_DATA SUPPLIED_
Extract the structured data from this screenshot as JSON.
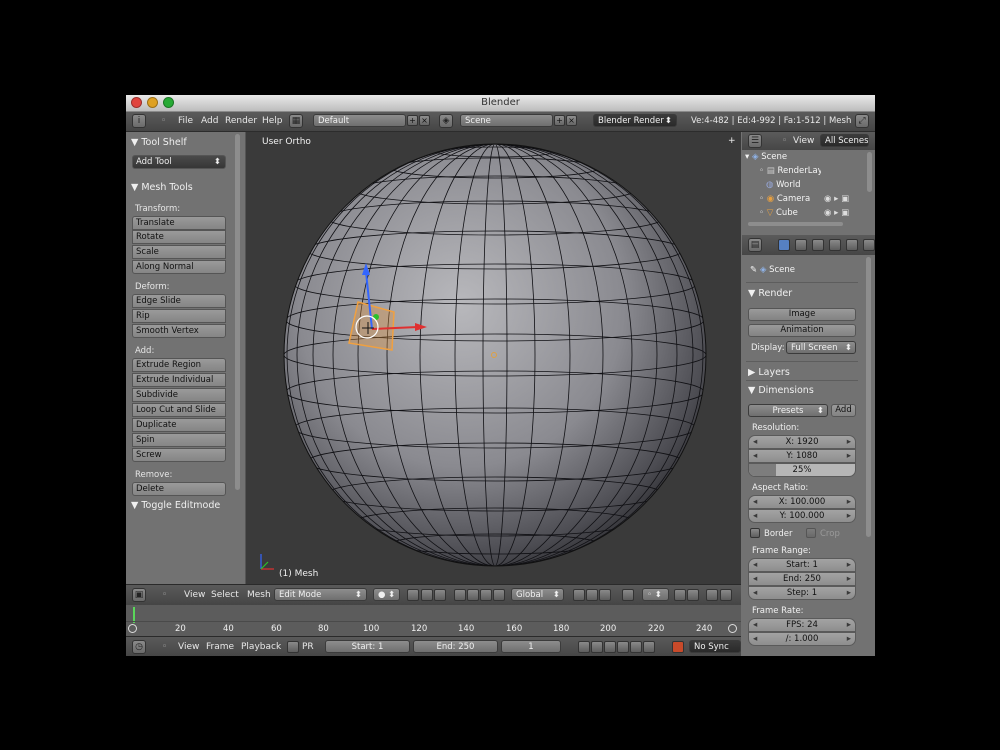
{
  "window": {
    "title": "Blender"
  },
  "topbar": {
    "menus": [
      "File",
      "Add",
      "Render",
      "Help"
    ],
    "screen_layout": "Default",
    "scene": "Scene",
    "engine": "Blender Render",
    "stats": "Ve:4-482 | Ed:4-992 | Fa:1-512 | Mesh"
  },
  "toolshelf": {
    "title": "Tool Shelf",
    "add_tool": "Add Tool",
    "mesh_tools": "Mesh Tools",
    "transform_label": "Transform:",
    "transform": [
      "Translate",
      "Rotate",
      "Scale",
      "Along Normal"
    ],
    "deform_label": "Deform:",
    "deform": [
      "Edge Slide",
      "Rip",
      "Smooth Vertex"
    ],
    "add_label": "Add:",
    "add": [
      "Extrude Region",
      "Extrude Individual",
      "Subdivide",
      "Loop Cut and Slide",
      "Duplicate",
      "Spin",
      "Screw"
    ],
    "remove_label": "Remove:",
    "remove": [
      "Delete"
    ],
    "toggle_editmode": "Toggle Editmode"
  },
  "viewport": {
    "view_label": "User Ortho",
    "object_label": "(1) Mesh"
  },
  "view3d_header": {
    "menus": [
      "View",
      "Select",
      "Mesh"
    ],
    "mode": "Edit Mode",
    "orientation": "Global"
  },
  "timeline": {
    "ticks": [
      "0",
      "20",
      "40",
      "60",
      "80",
      "100",
      "120",
      "140",
      "160",
      "180",
      "200",
      "220",
      "240"
    ]
  },
  "timeline_header": {
    "menus": [
      "View",
      "Frame",
      "Playback"
    ],
    "pr": "PR",
    "start": "Start: 1",
    "end": "End: 250",
    "current": "1",
    "sync": "No Sync"
  },
  "outliner": {
    "view_menu": "View",
    "filter": "All Scenes",
    "items": [
      "Scene",
      "RenderLayers",
      "World",
      "Camera",
      "Cube"
    ]
  },
  "properties": {
    "context": "Scene",
    "render_section": "Render",
    "image_button": "Image",
    "animation_button": "Animation",
    "display_label": "Display:",
    "display_value": "Full Screen",
    "layers_section": "Layers",
    "dimensions_section": "Dimensions",
    "presets": "Presets",
    "add": "Add",
    "resolution_label": "Resolution:",
    "res_x": "X: 1920",
    "res_y": "Y: 1080",
    "res_pct": "25%",
    "res_pct_value": 0.25,
    "aspect_label": "Aspect Ratio:",
    "aspect_x": "X: 100.000",
    "aspect_y": "Y: 100.000",
    "border": "Border",
    "crop": "Crop",
    "frame_range_label": "Frame Range:",
    "fr_start": "Start: 1",
    "fr_end": "End: 250",
    "fr_step": "Step: 1",
    "frame_rate_label": "Frame Rate:",
    "fps": "FPS: 24",
    "fps_base": "/: 1.000"
  }
}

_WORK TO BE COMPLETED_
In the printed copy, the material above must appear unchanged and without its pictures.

_RESULT FOR THIS TASK_
Extract the structured data from this screenshot as JSON.
{
  "window": {
    "title": "Blender"
  },
  "topbar": {
    "menus": [
      "File",
      "Add",
      "Render",
      "Help"
    ],
    "screen_layout": "Default",
    "scene": "Scene",
    "engine": "Blender Render",
    "stats": "Ve:4-482 | Ed:4-992 | Fa:1-512 | Mesh"
  },
  "toolshelf": {
    "title": "Tool Shelf",
    "add_tool": "Add Tool",
    "mesh_tools": "Mesh Tools",
    "transform_label": "Transform:",
    "transform": [
      "Translate",
      "Rotate",
      "Scale",
      "Along Normal"
    ],
    "deform_label": "Deform:",
    "deform": [
      "Edge Slide",
      "Rip",
      "Smooth Vertex"
    ],
    "add_label": "Add:",
    "add": [
      "Extrude Region",
      "Extrude Individual",
      "Subdivide",
      "Loop Cut and Slide",
      "Duplicate",
      "Spin",
      "Screw"
    ],
    "remove_label": "Remove:",
    "remove": [
      "Delete"
    ],
    "toggle_editmode": "Toggle Editmode"
  },
  "viewport": {
    "view_label": "User Ortho",
    "object_label": "(1) Mesh"
  },
  "view3d_header": {
    "menus": [
      "View",
      "Select",
      "Mesh"
    ],
    "mode": "Edit Mode",
    "orientation": "Global"
  },
  "timeline": {
    "ticks": [
      "0",
      "20",
      "40",
      "60",
      "80",
      "100",
      "120",
      "140",
      "160",
      "180",
      "200",
      "220",
      "240"
    ]
  },
  "timeline_header": {
    "menus": [
      "View",
      "Frame",
      "Playback"
    ],
    "pr": "PR",
    "start": "Start: 1",
    "end": "End: 250",
    "current": "1",
    "sync": "No Sync"
  },
  "outliner": {
    "view_menu": "View",
    "filter": "All Scenes",
    "items": [
      "Scene",
      "RenderLayers",
      "World",
      "Camera",
      "Cube"
    ]
  },
  "properties": {
    "context": "Scene",
    "render_section": "Render",
    "image_button": "Image",
    "animation_button": "Animation",
    "display_label": "Display:",
    "display_value": "Full Screen",
    "layers_section": "Layers",
    "dimensions_section": "Dimensions",
    "presets": "Presets",
    "add": "Add",
    "resolution_label": "Resolution:",
    "res_x": "X: 1920",
    "res_y": "Y: 1080",
    "res_pct": "25%",
    "res_pct_value": 0.25,
    "aspect_label": "Aspect Ratio:",
    "aspect_x": "X: 100.000",
    "aspect_y": "Y: 100.000",
    "border": "Border",
    "crop": "Crop",
    "frame_range_label": "Frame Range:",
    "fr_start": "Start: 1",
    "fr_end": "End: 250",
    "fr_step": "Step: 1",
    "frame_rate_label": "Frame Rate:",
    "fps": "FPS: 24",
    "fps_base": "/: 1.000"
  }
}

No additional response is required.